Interview with Emmina in Milan
Date of Interview: September 21, 2007
Area of Italy you live in?
Let us know a little about yourself?
I am 27 years old, English, and have been in Italy for around 5 years. I work as a Commercial Analyst in Milan, and live with my boyfriend, Luca.
Why did you decide to move to Italy?
I first set foot in Italy at the age of 16, and within about 2 hours of arriving, had decided that I wanted to live here! I fell totally in love with everything about the place, and as soon as I got home, I began learning Italian, eventually studying it at university. Following graduation, I found a job working for a Tour Operator in Sardinia, where I stayed for 3 years. The rest is history...
What type of process did you go through to be able to move here?
With the new regulations regarding EU citizens (as of April 2007), the 'Permesso di Soggiorno' is no longer required. I had to apply for it when I was studying in Siena, and apart from the fact that I had to go back to the Questura 3 times, it was surprisingly easy. I am now resident in Milan.
What problems did you run into during the initial process and how were you able to fix them ?
EU citizens who are employed, take note: When you go to apply for residency, you need a copy of the 'Lettera di Assunzione' which your company sends to the provincial government when they hire you. This is a new rule, and regards the fact that you no longer need the permesso di soggiorno. This was my only major stumbling block!
How long have you been here?
Almost 5 years
What type of adjustment problems have you had?

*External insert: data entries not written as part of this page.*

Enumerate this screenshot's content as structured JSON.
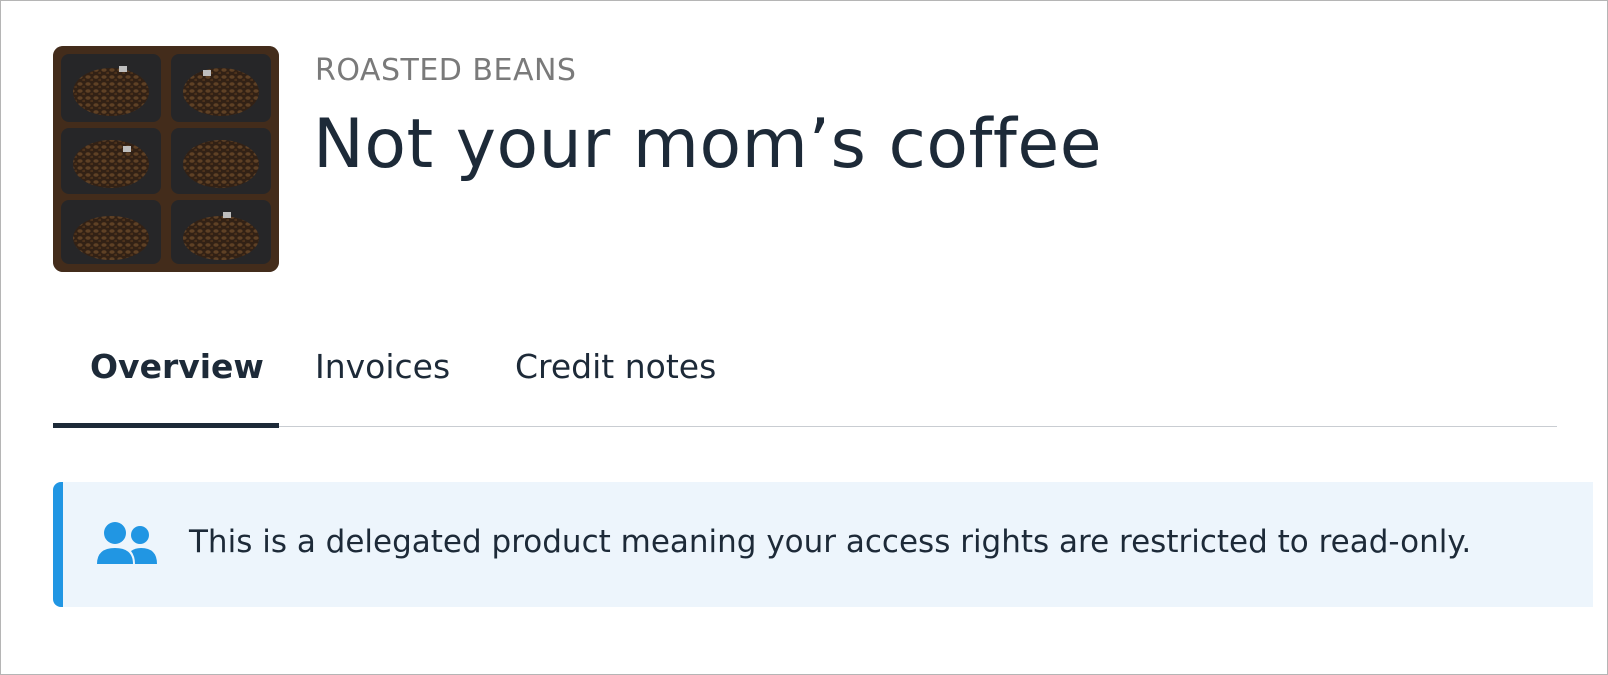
{
  "product": {
    "category": "ROASTED BEANS",
    "title": "Not your mom’s coffee",
    "image_icon": "coffee-bags-photo"
  },
  "tabs": [
    {
      "label": "Overview",
      "active": true
    },
    {
      "label": "Invoices",
      "active": false
    },
    {
      "label": "Credit notes",
      "active": false
    }
  ],
  "notice": {
    "icon": "users-icon",
    "text": "This is a delegated product meaning your access rights are restricted to read-only."
  },
  "colors": {
    "accent": "#2196e3",
    "notice_bg": "#edf5fc",
    "text_dark": "#1d2a38",
    "eyebrow": "#7a7a7a"
  }
}
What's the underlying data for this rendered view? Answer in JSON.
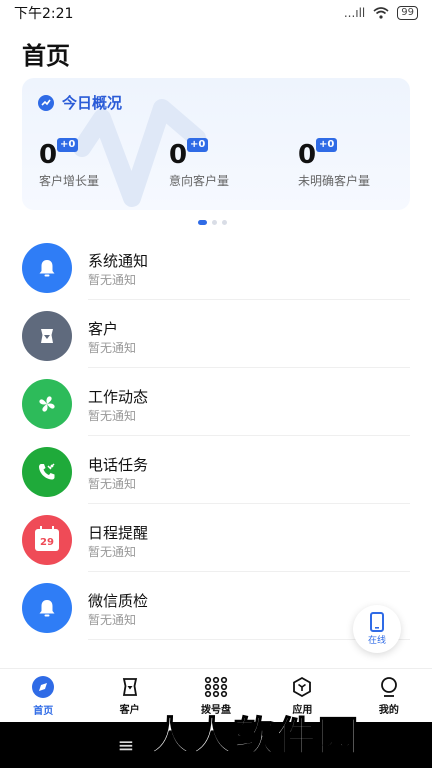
{
  "status_bar": {
    "time": "下午2:21",
    "signal_text": "...ıll",
    "battery": "99"
  },
  "page_title": "首页",
  "overview": {
    "title": "今日概况",
    "stats": [
      {
        "value": "0",
        "badge": "+0",
        "label": "客户增长量"
      },
      {
        "value": "0",
        "badge": "+0",
        "label": "意向客户量"
      },
      {
        "value": "0",
        "badge": "+0",
        "label": "未明确客户量"
      }
    ]
  },
  "list": [
    {
      "title": "系统通知",
      "subtitle": "暂无通知",
      "color": "#2f7df6",
      "icon": "bell-icon"
    },
    {
      "title": "客户",
      "subtitle": "暂无通知",
      "color": "#5f6a7d",
      "icon": "badge-icon"
    },
    {
      "title": "工作动态",
      "subtitle": "暂无通知",
      "color": "#2dbb5a",
      "icon": "fan-icon"
    },
    {
      "title": "电话任务",
      "subtitle": "暂无通知",
      "color": "#1faa3a",
      "icon": "phone-icon"
    },
    {
      "title": "日程提醒",
      "subtitle": "暂无通知",
      "color": "#ef4b57",
      "icon": "calendar-icon",
      "icon_text": "29"
    },
    {
      "title": "微信质检",
      "subtitle": "暂无通知",
      "color": "#2f7df6",
      "icon": "bell-icon"
    }
  ],
  "online_button": {
    "label": "在线"
  },
  "tabs": [
    {
      "label": "首页",
      "active": true
    },
    {
      "label": "客户"
    },
    {
      "label": "拨号盘"
    },
    {
      "label": "应用"
    },
    {
      "label": "我的"
    }
  ],
  "nav_bar": {
    "menu_glyph": "≡"
  },
  "watermark": "人人软件园",
  "colors": {
    "accent": "#2f6be6"
  }
}
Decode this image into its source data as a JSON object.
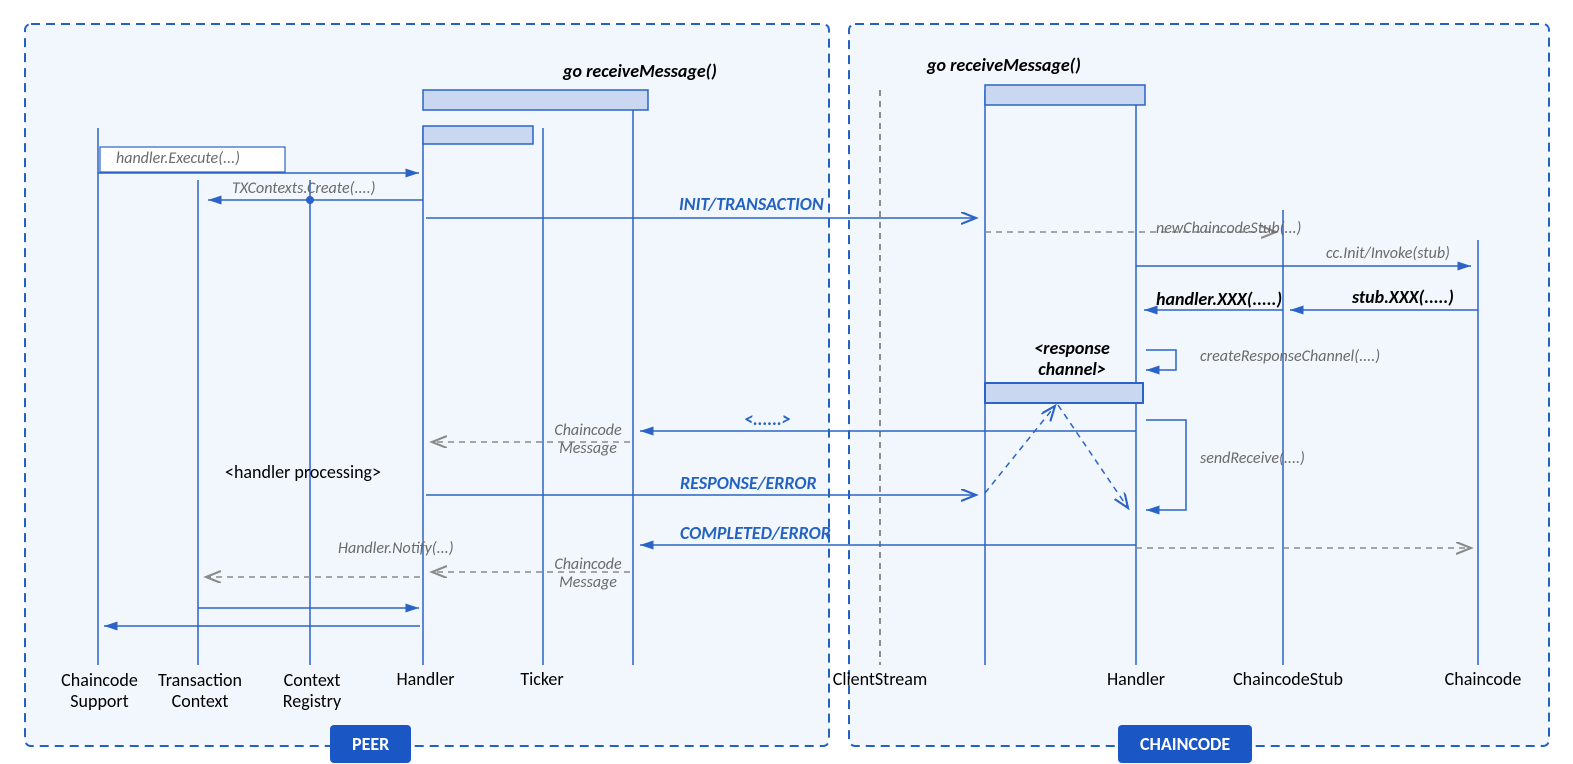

To be honest there are certain things that you just never adjust to - the lack of customer service, mind-boggling bureaucracy (most public officials don't even know the procedures, so how can you?!), people seeming to be rude everywhere you go (they're not - it's just that Italians can come across as abrupt if you're used to a 'Have a nice day' culture).
What do you wish someone had told you before you made the leap?
Go with the flow... There are certain situations and attitudes that will never change, so you just have to learn to live with it.
What inside secret could you pass on to others looking to move over?
If you are looking for work and it is proving much more difficult than you imagined, it's NOT YOU. The work situation in Italy is complex, and lack of success in finding a job is not necessarily anything to do with who you are or what you've achieved. Don't be disillusioned.
Do you have any disappointments, things you thought would happen but haven't for whatever reasons ?
It is disappointing that you have to make the choice between earning a good salary and living a good lifestyle - but this is not necessarily particular to Italy. If you opt to live in a gorgeous countryside farmhouse, unless you are very lucky, you will probably have to make lots of financial sacrifices. Likewise if you choose city life, you might feel like you are missing out on the 'bella vita'...
What has changed about you since you have been here ?
Living in a country that is not your own gives you a completely different perspective on life. I feel that I have picked up many cultural 'habits' that my friends and family in England find strange e.g. cappuccino is for breakfast, NOT after lunch or - worse - after dinner!
Do you think that you will stay forever?
I don't know. If I do, I think we will probably move away from Milan and look for somewhere with a better all-round quality of life.